— ACTIVITY —
Copy out, from the data, each line containing the string "icon".

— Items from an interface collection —
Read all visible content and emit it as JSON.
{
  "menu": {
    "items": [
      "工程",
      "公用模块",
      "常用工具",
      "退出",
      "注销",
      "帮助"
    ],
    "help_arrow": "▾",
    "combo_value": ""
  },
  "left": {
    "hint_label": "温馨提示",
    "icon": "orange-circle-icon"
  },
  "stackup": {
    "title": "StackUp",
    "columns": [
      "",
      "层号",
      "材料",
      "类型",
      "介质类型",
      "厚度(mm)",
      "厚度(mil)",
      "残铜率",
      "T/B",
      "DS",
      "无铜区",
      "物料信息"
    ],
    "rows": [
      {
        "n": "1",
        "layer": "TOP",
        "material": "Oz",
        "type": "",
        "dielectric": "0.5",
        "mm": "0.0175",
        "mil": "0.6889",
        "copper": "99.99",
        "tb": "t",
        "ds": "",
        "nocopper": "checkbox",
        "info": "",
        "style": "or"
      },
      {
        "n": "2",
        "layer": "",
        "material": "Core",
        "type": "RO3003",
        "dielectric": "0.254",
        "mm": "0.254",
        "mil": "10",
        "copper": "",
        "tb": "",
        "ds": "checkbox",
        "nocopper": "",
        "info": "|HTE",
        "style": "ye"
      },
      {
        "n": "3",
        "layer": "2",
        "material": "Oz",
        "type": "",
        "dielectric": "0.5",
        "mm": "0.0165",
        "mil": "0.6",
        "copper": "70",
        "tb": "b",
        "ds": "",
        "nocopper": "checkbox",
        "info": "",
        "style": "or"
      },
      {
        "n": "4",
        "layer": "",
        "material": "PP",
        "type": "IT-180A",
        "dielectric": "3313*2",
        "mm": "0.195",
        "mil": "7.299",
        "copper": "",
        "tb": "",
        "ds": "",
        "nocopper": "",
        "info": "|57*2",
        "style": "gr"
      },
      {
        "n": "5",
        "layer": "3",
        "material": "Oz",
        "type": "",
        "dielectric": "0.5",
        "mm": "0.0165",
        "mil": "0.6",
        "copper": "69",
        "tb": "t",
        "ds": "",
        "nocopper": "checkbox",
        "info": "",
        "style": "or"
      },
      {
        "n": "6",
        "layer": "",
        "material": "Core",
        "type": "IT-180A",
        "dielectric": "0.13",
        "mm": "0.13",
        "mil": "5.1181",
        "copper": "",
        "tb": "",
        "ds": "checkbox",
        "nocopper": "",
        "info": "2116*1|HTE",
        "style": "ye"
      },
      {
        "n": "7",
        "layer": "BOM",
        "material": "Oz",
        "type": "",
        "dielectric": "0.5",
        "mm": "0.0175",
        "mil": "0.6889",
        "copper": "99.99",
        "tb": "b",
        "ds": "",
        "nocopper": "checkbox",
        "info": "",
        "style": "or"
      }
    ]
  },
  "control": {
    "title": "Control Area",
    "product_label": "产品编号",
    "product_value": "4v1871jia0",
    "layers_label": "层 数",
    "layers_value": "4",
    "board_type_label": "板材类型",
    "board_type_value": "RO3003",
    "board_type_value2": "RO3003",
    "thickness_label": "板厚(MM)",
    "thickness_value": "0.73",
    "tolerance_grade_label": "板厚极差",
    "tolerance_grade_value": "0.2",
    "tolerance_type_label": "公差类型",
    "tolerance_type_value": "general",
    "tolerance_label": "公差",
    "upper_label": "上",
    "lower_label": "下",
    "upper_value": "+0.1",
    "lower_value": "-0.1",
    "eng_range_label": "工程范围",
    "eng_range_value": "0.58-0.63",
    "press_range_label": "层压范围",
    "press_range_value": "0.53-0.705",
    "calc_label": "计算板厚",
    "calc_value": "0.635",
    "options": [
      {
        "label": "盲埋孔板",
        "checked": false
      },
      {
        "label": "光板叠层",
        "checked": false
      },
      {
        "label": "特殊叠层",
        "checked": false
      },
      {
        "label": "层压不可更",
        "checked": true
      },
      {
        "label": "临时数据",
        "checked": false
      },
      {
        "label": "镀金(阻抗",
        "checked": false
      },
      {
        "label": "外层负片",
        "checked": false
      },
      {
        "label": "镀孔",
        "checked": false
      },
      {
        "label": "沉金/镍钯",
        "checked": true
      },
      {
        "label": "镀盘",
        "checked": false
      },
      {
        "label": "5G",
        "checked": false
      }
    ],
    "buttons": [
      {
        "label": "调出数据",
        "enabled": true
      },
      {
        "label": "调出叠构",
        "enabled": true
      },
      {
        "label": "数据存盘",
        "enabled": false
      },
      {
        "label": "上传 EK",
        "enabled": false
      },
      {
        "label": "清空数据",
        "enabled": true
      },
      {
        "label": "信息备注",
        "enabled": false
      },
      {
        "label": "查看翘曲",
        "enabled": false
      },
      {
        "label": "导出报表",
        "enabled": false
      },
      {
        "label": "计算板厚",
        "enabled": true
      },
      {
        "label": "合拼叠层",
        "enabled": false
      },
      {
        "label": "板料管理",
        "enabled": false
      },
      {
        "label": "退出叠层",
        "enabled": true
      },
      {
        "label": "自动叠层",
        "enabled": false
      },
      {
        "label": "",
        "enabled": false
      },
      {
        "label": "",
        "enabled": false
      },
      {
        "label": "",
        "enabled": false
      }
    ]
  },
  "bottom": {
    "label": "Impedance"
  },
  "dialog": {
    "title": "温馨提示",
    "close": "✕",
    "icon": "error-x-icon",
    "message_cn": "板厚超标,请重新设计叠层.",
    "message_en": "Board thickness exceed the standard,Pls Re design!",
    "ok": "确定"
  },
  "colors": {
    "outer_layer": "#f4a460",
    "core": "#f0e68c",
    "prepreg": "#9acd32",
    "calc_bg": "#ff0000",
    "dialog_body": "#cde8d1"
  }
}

— ANSWER TO THIS EXERCISE —
    "icon": "orange-circle-icon"
    "icon": "error-x-icon",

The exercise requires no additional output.